• **Data supplied**
########
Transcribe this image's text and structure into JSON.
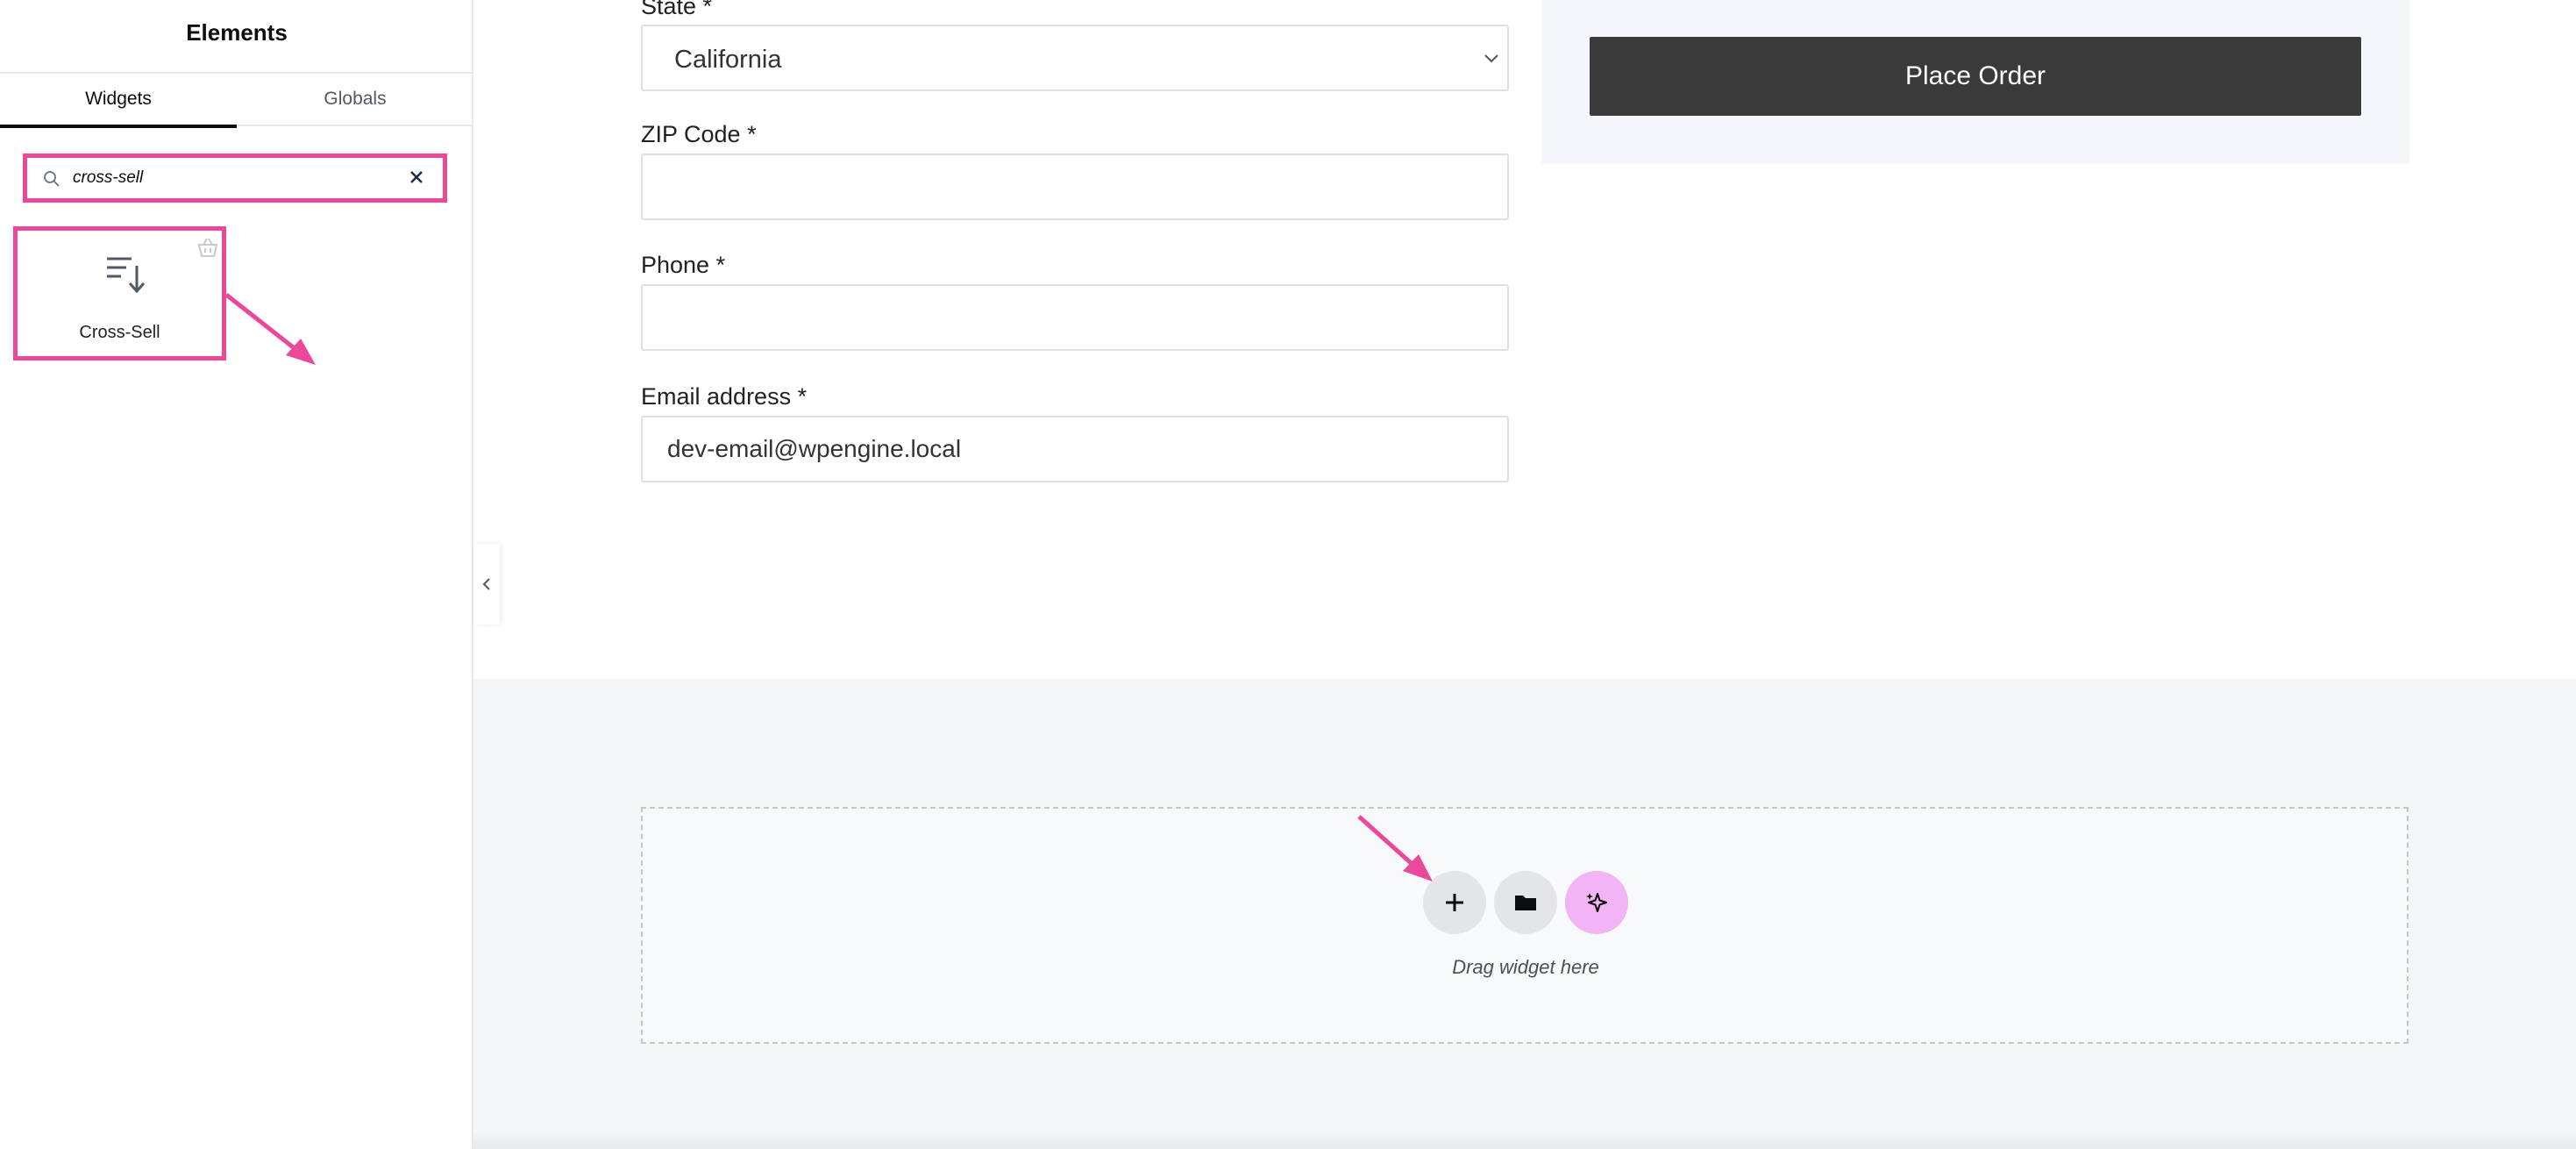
{
  "panel": {
    "title": "Elements",
    "tabs": [
      {
        "label": "Widgets",
        "active": true
      },
      {
        "label": "Globals",
        "active": false
      }
    ],
    "search": {
      "value": "cross-sell"
    },
    "results": [
      {
        "label": "Cross-Sell",
        "icon": "sort-list-icon",
        "pro_icon": "basket-icon"
      }
    ]
  },
  "form": {
    "state": {
      "label": "State *",
      "value": "California"
    },
    "zip": {
      "label": "ZIP Code *",
      "value": ""
    },
    "phone": {
      "label": "Phone *",
      "value": ""
    },
    "email": {
      "label": "Email address *",
      "value": "dev-email@wpengine.local"
    }
  },
  "order": {
    "place_order_label": "Place Order"
  },
  "dropzone": {
    "text": "Drag widget here",
    "buttons": [
      "add-icon",
      "folder-icon",
      "ai-sparkle-icon"
    ]
  },
  "colors": {
    "highlight": "#ec4899",
    "order_button": "#3a3a3a",
    "ai_button": "#f2b4f5"
  }
}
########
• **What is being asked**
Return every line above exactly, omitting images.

• **Task result**
Transcribe this image's text and structure into JSON.
{
  "panel": {
    "title": "Elements",
    "tabs": [
      {
        "label": "Widgets",
        "active": true
      },
      {
        "label": "Globals",
        "active": false
      }
    ],
    "search": {
      "value": "cross-sell"
    },
    "results": [
      {
        "label": "Cross-Sell",
        "icon": "sort-list-icon",
        "pro_icon": "basket-icon"
      }
    ]
  },
  "form": {
    "state": {
      "label": "State *",
      "value": "California"
    },
    "zip": {
      "label": "ZIP Code *",
      "value": ""
    },
    "phone": {
      "label": "Phone *",
      "value": ""
    },
    "email": {
      "label": "Email address *",
      "value": "dev-email@wpengine.local"
    }
  },
  "order": {
    "place_order_label": "Place Order"
  },
  "dropzone": {
    "text": "Drag widget here",
    "buttons": [
      "add-icon",
      "folder-icon",
      "ai-sparkle-icon"
    ]
  },
  "colors": {
    "highlight": "#ec4899",
    "order_button": "#3a3a3a",
    "ai_button": "#f2b4f5"
  }
}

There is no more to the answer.